• **Source data**:
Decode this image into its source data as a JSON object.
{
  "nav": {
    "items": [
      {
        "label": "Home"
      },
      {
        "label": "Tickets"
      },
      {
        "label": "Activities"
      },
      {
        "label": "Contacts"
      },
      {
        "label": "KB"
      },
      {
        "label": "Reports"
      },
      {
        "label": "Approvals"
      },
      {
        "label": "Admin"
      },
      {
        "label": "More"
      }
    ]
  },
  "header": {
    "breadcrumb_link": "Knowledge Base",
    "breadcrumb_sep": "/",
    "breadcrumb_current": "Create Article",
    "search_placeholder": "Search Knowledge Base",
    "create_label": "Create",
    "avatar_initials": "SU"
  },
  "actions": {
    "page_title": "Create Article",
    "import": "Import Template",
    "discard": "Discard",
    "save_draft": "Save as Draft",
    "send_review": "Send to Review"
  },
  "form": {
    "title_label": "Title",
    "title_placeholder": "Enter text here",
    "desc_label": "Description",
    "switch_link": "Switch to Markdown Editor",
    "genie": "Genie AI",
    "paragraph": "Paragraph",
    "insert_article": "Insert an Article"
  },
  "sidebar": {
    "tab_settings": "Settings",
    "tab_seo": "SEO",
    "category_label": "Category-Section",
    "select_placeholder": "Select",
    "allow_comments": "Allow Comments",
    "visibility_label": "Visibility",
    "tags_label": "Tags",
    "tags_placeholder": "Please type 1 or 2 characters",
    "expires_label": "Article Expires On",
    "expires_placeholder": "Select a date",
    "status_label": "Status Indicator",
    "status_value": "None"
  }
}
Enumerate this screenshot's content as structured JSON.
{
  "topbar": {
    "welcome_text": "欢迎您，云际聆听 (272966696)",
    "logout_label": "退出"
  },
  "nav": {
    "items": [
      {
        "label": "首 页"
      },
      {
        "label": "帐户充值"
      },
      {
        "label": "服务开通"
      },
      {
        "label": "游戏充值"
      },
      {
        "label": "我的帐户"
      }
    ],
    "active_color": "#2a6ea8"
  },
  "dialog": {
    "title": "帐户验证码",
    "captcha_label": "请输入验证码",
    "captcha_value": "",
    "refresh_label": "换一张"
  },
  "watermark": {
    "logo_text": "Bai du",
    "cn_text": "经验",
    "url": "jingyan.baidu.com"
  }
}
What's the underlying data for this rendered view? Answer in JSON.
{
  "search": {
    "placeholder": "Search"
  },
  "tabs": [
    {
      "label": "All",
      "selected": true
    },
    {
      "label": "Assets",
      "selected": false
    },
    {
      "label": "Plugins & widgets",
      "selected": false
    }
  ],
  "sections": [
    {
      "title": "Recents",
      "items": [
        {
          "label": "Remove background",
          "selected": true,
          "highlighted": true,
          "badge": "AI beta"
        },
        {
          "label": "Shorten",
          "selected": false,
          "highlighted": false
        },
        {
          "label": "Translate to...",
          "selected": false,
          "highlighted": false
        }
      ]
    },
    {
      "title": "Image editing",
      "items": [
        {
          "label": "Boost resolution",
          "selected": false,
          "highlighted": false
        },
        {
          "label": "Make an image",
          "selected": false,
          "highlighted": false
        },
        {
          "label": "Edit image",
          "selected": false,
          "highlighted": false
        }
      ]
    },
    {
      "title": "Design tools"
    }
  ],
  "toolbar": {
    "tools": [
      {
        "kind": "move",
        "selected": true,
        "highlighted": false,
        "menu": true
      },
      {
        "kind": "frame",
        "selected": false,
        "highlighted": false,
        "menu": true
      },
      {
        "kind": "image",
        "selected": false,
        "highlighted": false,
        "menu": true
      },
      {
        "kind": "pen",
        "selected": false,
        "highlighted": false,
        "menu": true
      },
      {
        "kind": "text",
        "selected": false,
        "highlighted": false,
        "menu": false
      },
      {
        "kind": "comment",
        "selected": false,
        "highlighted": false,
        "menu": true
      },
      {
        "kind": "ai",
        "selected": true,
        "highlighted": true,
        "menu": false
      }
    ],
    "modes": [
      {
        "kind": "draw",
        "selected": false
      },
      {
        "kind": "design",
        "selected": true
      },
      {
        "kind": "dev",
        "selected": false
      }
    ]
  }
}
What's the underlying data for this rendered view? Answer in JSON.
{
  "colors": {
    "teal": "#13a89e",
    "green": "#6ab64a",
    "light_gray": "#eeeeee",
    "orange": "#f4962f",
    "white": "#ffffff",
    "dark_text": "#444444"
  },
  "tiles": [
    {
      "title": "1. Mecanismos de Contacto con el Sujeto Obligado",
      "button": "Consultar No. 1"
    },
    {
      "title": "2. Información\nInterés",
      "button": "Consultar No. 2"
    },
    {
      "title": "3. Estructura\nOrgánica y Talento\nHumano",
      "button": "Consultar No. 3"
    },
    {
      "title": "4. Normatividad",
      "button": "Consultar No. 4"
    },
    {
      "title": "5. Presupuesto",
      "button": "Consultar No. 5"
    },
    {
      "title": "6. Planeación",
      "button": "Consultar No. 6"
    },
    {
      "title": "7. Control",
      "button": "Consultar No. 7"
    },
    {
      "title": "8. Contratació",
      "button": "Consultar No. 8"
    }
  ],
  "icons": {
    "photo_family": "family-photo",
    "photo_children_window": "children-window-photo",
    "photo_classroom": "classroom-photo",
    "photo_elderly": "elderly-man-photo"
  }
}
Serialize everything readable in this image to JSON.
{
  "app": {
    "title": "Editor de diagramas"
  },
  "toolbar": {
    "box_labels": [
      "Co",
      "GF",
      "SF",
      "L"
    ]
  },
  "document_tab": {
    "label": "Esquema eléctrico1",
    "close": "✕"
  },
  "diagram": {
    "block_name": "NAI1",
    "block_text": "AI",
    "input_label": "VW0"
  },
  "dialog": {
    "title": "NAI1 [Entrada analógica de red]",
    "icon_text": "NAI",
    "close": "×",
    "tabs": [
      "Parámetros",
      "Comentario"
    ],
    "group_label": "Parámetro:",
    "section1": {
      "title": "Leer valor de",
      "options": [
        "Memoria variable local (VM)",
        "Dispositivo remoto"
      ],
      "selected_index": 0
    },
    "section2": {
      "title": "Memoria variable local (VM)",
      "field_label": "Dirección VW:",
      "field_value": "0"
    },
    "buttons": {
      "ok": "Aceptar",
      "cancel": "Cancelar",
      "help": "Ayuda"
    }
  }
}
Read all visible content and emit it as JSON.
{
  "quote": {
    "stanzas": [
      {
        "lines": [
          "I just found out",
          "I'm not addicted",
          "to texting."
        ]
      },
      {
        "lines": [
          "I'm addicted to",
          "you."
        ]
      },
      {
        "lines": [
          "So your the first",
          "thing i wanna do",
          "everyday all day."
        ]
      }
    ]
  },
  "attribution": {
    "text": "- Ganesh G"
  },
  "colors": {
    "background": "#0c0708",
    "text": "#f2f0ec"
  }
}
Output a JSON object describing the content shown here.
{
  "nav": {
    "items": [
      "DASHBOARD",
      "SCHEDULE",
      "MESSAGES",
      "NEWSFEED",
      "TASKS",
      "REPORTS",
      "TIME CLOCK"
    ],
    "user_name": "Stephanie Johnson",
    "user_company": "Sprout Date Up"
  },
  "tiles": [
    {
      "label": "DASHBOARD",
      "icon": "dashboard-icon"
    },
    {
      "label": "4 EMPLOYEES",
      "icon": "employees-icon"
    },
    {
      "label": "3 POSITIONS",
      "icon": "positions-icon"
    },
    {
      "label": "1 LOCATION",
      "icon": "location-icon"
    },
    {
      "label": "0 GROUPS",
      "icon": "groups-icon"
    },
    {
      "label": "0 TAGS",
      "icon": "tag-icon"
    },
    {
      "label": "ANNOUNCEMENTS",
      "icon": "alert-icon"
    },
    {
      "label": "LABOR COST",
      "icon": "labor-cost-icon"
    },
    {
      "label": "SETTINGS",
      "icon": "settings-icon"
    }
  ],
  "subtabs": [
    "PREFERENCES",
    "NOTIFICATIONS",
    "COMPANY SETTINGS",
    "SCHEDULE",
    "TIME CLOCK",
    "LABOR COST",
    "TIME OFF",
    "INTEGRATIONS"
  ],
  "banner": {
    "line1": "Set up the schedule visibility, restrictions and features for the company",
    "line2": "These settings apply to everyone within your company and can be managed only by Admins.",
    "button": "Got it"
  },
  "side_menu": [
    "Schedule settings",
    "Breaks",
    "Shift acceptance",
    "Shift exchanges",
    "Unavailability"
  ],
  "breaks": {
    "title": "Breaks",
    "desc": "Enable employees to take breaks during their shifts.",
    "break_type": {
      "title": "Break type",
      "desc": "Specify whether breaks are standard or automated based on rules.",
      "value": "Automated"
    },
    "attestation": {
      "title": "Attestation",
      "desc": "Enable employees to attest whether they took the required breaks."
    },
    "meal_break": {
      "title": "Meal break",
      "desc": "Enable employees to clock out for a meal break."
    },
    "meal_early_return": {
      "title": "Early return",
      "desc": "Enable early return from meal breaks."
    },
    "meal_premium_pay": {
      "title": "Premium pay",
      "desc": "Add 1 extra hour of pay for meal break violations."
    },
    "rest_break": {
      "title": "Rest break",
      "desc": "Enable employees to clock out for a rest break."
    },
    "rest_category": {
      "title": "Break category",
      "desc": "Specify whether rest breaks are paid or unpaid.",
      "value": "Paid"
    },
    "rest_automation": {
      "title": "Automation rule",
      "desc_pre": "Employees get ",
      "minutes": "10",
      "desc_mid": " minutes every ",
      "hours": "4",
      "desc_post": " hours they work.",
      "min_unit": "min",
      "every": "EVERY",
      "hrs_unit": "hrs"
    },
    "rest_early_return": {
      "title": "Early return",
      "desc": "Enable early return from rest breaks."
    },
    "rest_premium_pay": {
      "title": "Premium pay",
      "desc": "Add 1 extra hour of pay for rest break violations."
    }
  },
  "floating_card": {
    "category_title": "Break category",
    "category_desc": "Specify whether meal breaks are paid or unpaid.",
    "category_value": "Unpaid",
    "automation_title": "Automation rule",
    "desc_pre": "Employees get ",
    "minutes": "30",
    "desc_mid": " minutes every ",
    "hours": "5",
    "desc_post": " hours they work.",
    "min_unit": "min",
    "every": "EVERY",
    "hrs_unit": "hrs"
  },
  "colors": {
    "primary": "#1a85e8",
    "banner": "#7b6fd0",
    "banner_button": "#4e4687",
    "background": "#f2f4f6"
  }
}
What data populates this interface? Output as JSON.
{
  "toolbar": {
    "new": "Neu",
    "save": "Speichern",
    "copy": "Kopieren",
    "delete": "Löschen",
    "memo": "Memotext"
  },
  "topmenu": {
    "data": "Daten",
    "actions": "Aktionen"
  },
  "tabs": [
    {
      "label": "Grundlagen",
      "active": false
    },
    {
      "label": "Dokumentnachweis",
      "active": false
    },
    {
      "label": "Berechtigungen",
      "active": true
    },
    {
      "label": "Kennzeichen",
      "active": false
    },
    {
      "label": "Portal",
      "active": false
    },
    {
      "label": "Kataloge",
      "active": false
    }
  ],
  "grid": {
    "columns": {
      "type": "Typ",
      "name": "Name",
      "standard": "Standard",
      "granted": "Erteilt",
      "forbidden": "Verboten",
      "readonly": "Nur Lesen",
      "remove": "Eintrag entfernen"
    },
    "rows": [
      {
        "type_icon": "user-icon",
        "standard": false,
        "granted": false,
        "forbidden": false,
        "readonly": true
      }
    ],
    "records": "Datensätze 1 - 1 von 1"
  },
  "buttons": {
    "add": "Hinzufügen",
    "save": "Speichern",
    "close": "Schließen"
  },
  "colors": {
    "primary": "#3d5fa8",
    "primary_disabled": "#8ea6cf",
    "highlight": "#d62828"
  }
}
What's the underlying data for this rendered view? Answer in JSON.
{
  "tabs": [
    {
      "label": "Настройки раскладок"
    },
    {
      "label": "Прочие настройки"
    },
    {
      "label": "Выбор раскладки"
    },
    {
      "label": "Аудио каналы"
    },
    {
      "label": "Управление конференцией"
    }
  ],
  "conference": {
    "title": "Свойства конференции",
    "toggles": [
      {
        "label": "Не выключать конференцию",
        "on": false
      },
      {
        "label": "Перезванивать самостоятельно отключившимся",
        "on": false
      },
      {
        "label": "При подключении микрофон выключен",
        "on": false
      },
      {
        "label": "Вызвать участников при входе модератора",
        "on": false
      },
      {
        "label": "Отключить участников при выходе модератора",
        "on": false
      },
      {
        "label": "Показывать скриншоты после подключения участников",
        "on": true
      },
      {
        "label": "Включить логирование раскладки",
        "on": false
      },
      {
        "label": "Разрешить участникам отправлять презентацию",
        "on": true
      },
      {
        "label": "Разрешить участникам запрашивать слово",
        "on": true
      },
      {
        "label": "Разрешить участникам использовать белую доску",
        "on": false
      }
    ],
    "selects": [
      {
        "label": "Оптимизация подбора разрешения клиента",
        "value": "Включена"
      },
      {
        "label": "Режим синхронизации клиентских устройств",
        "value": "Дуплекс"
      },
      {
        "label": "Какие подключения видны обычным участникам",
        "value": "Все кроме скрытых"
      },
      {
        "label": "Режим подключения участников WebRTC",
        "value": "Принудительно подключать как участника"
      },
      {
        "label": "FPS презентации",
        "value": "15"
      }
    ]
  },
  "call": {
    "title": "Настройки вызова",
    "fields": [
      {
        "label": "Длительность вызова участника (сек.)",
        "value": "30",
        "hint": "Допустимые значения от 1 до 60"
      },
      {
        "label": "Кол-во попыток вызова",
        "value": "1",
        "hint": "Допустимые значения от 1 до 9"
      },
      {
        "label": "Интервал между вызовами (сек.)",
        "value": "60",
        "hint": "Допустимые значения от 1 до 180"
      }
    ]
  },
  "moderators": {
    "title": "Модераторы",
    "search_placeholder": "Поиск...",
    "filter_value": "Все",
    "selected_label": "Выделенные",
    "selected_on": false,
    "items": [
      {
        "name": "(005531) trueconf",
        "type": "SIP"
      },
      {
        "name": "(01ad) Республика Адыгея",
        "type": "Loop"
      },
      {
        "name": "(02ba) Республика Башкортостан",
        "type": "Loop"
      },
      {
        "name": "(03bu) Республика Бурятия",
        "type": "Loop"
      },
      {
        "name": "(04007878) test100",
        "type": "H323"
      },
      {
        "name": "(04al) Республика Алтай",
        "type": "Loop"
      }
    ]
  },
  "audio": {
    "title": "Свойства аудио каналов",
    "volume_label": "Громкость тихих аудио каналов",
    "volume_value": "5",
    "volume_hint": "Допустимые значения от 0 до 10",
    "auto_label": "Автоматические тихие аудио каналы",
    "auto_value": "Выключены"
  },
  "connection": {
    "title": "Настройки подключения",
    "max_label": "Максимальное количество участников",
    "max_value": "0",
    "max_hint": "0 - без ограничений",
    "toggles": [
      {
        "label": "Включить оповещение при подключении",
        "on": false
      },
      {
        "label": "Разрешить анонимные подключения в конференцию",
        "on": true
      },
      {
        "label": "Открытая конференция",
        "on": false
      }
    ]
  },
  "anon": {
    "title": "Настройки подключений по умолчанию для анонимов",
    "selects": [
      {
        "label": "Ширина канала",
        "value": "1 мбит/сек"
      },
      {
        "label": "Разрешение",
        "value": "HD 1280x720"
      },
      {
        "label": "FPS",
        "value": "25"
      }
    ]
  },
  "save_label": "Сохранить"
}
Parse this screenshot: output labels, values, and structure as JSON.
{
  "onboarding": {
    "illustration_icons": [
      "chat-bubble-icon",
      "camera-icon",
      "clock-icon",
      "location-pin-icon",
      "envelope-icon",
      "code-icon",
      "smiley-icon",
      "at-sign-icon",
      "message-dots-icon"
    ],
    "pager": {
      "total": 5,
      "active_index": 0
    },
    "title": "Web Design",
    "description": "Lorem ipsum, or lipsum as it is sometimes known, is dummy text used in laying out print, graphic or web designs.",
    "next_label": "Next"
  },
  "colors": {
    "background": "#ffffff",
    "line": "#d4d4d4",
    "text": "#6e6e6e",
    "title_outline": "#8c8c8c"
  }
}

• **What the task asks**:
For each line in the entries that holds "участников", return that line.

• **Answer below**:
        "label": "Вызвать участников при входе модератора",
        "label": "Отключить участников при выходе модератора",
        "label": "Показывать скриншоты после подключения участников",
        "label": "Режим подключения участников WebRTC",
    "max_label": "Максимальное количество участников",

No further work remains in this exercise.